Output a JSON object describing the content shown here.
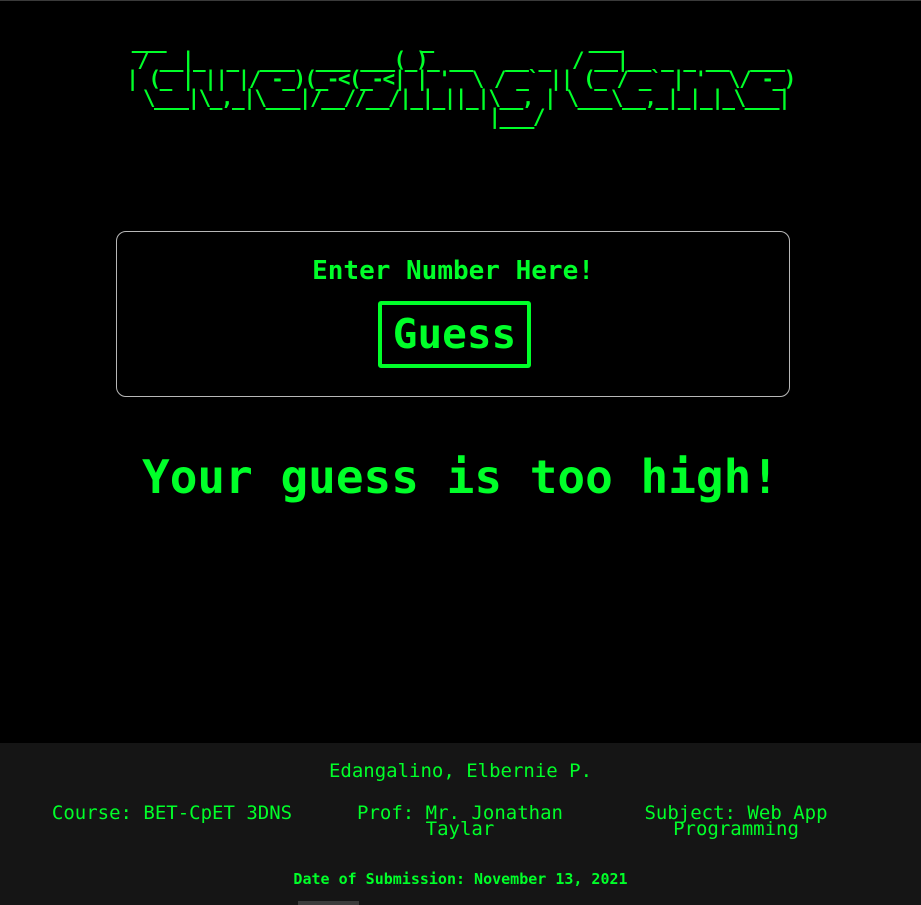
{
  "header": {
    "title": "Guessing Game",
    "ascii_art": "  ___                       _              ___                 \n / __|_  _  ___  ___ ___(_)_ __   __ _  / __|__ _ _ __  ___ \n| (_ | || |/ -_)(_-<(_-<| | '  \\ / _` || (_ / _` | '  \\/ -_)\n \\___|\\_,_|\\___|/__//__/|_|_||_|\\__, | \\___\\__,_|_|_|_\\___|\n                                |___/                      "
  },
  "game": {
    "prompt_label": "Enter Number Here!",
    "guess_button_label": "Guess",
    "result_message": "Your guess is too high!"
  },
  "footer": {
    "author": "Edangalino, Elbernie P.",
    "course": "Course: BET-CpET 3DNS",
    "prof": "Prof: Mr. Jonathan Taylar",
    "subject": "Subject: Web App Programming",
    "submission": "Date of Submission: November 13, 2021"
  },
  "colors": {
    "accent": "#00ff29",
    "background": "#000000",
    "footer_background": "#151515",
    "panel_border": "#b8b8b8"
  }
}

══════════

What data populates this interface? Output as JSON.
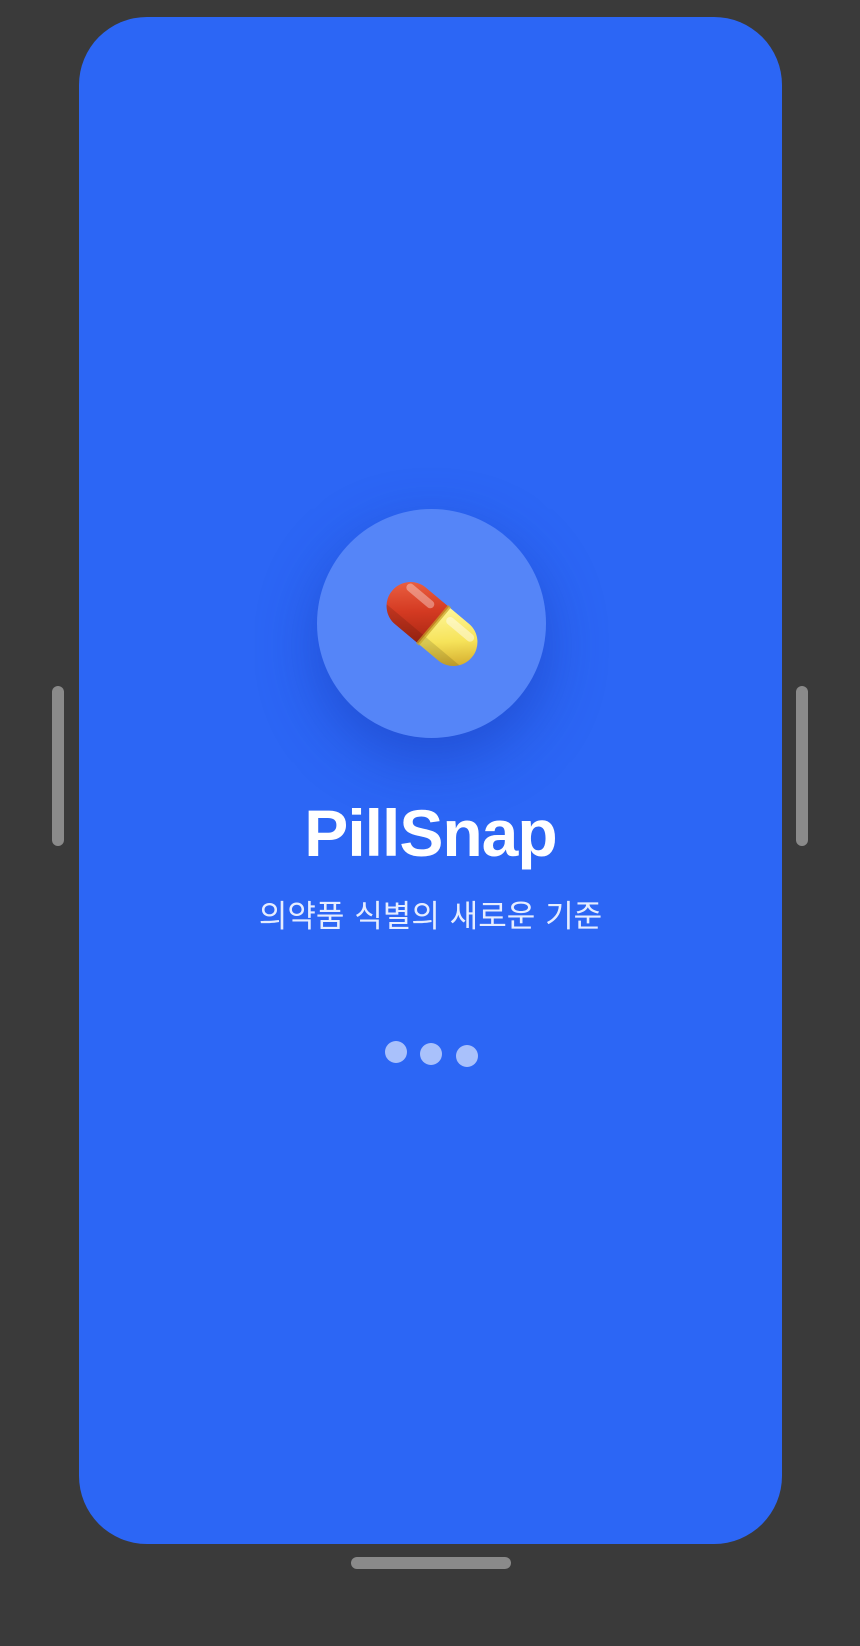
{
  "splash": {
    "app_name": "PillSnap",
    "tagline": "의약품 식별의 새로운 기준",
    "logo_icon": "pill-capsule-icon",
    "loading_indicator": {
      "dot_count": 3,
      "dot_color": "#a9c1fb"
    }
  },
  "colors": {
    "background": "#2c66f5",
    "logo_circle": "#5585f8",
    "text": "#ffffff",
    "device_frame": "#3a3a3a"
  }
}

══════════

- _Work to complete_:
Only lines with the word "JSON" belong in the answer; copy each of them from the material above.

- _Answer space_:
Output a JSON object describing the content shown here.
What data populates this interface? Output as JSON.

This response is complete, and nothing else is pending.